I noticed some strange behaviour when viewing noisy images with Fiji.
I was able to reproduce the issue on a second machine as well using simulated noise.
The image below was produced by creating a new empty image (single channel 16bit, 3838x3710px) and then applying noise (“add specified noise” with std 250)
Eventhough the noise is i.i.d., when I zoom out I see a grid pattern with four maxima:
The pattern looks different when I use a different image size.
I’m thinking this might be a strange optical illusion/visualisation artifact. I’ve just done the same thing you did and had the same impression, but then I plotted the profile of a line drawn diagonally through the image:
I’m not sure if I see anything untoward there. To double-check, I’ve tried fitting a high-order polynomial to the profile and got what was essentially a horizontal line, with any other coefficient being very small. It’s a strange one!
I opend the screenshot from above in Fiji and looked at the histograms in the center and at one of the maxima. I do not think this is an optical illusion. I think it is a display problem involving the zoom, like schmiedc suggested.
The original image is a checkerboard where the grayscale
alternates between two values from pixel to pixel.
The next image is the checkerboard downscaled by an
exact factor of eight to 512x512. In this case there is no
moire pattern (or, if you will, the length scale of the moire
pattern goes off to infinity).
The following three images are the original image downscaled
by successively smaller factors slightly less than eight. They
show moire patterns of (as is to be expected) decreasing
So when you zoom out of an image (or Fiji zooms out for you
to fit the image on your screen), resize() (or some near
equivalent) is called, potentially producing this sort of moire

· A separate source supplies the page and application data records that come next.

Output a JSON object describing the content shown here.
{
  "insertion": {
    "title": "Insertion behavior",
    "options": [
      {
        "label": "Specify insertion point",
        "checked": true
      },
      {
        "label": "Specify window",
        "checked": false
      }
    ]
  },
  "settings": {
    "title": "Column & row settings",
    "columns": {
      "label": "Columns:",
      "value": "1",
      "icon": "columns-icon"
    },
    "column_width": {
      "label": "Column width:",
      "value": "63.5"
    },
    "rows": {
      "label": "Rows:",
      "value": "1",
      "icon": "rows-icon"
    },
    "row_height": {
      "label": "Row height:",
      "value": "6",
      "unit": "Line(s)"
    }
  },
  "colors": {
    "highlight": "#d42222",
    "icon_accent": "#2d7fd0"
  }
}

pattern. It’s less obvious in the “noise” image, but the regular
pixel structure of the noise is enough to produce one.